> [Dataset]:

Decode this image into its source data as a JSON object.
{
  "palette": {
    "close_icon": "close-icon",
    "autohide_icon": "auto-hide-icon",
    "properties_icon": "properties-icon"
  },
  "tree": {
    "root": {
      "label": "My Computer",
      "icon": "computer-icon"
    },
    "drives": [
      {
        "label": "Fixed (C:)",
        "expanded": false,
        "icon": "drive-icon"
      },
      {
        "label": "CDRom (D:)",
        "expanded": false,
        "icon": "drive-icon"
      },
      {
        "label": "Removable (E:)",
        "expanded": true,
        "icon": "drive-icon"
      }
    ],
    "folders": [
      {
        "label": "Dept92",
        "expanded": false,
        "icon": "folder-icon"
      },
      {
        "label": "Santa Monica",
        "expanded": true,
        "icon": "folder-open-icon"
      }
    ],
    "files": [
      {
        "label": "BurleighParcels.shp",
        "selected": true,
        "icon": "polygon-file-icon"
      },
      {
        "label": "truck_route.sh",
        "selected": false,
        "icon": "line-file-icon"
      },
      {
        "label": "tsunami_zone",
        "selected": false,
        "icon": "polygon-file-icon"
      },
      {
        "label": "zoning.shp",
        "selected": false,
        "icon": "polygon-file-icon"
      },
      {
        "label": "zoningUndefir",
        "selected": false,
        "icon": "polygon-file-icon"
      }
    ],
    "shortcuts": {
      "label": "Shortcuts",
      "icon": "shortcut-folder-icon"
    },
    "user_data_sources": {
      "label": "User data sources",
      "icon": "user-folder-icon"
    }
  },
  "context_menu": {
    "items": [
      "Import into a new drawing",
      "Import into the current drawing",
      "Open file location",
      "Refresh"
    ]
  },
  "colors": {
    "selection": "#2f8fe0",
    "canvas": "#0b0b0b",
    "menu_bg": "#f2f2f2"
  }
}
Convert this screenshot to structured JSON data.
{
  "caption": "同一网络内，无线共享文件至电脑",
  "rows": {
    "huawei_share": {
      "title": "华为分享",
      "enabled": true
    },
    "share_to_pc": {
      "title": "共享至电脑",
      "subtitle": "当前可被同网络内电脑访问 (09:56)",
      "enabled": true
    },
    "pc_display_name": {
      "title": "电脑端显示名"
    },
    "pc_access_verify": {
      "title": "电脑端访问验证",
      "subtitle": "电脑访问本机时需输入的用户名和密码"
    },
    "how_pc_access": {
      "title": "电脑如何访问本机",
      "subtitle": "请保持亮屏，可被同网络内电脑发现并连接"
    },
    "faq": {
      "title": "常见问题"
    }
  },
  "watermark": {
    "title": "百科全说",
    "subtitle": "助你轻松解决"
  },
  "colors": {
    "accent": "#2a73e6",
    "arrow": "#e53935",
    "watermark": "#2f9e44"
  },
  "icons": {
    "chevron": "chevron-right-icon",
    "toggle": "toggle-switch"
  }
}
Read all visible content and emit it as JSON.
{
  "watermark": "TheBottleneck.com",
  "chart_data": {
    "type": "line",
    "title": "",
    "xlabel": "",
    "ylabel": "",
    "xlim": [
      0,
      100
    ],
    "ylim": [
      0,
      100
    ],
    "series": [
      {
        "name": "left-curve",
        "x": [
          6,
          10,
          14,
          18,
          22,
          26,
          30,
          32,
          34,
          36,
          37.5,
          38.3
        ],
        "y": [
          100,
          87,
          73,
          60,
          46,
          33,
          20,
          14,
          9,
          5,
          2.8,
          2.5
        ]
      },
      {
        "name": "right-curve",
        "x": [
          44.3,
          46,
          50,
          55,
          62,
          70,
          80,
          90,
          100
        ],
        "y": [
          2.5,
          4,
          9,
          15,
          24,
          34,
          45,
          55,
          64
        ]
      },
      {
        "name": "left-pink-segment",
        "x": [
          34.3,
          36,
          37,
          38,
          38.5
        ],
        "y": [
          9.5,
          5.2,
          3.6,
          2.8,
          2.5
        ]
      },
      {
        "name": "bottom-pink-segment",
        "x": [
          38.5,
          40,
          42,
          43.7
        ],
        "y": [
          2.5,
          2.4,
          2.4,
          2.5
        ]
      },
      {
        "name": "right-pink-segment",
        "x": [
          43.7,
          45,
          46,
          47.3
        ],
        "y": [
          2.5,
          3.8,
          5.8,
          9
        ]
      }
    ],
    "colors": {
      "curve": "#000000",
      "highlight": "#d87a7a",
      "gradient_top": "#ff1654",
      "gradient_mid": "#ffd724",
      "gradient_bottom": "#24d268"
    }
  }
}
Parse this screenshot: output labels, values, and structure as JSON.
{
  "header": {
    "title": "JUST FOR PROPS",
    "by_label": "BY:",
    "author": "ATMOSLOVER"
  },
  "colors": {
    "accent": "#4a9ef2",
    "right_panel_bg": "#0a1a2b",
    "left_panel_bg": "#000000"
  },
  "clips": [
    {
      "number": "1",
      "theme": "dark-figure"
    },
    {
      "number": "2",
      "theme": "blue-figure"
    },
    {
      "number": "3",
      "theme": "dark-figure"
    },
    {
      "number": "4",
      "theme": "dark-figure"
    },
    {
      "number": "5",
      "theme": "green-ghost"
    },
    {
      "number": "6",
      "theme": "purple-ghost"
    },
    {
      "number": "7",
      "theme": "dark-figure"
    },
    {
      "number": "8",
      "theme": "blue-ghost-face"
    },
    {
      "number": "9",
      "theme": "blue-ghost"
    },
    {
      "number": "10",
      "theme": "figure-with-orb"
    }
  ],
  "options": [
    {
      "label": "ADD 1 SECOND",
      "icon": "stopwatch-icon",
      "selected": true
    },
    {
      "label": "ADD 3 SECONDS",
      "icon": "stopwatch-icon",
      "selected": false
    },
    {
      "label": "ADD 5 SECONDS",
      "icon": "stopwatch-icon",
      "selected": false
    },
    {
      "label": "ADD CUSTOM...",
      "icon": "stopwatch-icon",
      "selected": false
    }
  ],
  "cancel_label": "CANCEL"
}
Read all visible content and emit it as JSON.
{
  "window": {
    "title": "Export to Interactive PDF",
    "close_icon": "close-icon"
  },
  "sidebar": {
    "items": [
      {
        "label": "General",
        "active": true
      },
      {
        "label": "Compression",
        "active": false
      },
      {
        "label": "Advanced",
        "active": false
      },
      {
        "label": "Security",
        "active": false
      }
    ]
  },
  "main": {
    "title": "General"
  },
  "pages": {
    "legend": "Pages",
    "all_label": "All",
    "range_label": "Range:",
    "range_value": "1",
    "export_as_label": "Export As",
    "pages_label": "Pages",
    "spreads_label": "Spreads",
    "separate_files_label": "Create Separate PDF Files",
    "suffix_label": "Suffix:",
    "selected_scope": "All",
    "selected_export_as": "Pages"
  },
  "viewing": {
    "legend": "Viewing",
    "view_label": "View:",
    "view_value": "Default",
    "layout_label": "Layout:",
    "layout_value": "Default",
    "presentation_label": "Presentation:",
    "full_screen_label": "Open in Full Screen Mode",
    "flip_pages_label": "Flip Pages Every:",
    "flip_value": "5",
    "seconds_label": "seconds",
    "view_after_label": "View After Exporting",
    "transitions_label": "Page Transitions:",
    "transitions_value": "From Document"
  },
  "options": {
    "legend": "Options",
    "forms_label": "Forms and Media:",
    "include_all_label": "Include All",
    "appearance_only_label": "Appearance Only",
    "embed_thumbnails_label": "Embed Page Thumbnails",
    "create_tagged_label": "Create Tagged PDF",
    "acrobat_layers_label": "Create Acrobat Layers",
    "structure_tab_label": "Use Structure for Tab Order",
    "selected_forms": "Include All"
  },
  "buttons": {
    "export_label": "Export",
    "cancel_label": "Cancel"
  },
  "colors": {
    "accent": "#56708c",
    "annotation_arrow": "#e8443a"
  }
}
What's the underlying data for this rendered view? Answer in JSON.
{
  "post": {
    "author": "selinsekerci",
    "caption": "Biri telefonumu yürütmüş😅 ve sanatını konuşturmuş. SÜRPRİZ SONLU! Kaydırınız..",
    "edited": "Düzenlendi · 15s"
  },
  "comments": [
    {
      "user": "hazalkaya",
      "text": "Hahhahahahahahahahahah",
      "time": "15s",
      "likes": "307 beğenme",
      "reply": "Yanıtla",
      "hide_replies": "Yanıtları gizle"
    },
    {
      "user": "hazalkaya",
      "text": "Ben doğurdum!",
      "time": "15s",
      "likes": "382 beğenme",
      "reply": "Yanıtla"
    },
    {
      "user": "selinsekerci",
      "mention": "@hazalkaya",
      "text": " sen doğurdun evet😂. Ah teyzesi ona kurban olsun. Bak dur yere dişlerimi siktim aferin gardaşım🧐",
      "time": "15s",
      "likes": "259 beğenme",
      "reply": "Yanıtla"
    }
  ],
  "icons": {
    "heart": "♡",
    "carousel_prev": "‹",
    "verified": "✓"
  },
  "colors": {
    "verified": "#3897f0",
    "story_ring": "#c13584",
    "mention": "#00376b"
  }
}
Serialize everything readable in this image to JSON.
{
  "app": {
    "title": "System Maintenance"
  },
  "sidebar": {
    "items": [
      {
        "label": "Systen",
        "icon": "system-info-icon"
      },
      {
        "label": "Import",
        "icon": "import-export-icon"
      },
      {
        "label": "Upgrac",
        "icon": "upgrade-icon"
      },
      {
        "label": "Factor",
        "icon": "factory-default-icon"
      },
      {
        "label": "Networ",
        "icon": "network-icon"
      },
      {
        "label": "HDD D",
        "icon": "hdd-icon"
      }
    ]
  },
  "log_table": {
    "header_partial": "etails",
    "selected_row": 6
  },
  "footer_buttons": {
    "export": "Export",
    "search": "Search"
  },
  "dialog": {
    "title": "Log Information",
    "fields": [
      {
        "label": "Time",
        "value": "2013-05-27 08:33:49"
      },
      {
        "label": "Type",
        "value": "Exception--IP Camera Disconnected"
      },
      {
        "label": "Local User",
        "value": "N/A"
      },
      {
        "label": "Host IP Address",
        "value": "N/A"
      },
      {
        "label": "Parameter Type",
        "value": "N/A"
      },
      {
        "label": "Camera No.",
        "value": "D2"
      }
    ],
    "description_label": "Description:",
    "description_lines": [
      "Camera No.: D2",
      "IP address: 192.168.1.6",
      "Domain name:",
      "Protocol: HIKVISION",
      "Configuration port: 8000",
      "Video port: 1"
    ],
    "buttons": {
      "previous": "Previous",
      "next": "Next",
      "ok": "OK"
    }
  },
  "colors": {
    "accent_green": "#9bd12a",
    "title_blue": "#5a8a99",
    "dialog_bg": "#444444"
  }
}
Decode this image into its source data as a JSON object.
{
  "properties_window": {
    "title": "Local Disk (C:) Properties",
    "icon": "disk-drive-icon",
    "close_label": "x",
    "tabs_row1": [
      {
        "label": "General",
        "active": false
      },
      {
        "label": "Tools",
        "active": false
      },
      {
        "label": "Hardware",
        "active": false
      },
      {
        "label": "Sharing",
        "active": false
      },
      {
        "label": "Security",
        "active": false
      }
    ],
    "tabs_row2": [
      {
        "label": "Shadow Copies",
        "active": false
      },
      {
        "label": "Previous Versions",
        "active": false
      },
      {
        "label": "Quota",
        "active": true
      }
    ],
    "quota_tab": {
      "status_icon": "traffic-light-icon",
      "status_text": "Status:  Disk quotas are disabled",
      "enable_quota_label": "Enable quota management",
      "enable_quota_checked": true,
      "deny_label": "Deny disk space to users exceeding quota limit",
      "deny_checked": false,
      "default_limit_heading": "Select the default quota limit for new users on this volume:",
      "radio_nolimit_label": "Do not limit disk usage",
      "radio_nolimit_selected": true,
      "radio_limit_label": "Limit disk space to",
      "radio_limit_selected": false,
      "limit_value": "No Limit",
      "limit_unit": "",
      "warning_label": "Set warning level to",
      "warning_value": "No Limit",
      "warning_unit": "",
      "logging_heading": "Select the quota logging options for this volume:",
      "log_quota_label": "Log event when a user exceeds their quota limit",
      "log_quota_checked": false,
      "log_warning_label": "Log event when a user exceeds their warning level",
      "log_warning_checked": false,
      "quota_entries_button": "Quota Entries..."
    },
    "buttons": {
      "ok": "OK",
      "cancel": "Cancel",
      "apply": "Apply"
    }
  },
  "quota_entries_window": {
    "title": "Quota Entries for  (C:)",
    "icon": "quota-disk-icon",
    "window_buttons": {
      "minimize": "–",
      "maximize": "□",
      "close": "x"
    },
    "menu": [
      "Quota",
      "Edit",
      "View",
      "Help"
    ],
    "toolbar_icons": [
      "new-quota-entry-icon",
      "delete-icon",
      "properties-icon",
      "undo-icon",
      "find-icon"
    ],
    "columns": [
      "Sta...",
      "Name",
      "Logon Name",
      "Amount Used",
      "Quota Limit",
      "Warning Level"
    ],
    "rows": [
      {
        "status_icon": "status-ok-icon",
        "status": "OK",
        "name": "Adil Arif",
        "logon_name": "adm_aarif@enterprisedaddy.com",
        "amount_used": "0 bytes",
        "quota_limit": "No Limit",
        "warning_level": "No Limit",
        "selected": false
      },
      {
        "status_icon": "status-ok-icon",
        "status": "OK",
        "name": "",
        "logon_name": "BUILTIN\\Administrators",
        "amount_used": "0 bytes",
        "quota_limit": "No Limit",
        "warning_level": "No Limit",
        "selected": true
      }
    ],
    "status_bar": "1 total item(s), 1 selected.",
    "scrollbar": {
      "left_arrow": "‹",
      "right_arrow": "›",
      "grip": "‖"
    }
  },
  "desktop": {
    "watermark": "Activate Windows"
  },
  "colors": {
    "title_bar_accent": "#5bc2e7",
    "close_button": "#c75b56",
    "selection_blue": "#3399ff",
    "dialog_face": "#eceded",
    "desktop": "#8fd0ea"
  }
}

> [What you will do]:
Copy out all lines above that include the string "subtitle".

> [Written solution]:
      "subtitle": "当前可被同网络内电脑访问 (09:56)",
      "subtitle": "电脑访问本机时需输入的用户名和密码"
      "subtitle": "请保持亮屏，可被同网络内电脑发现并连接"
    "subtitle": "助你轻松解决"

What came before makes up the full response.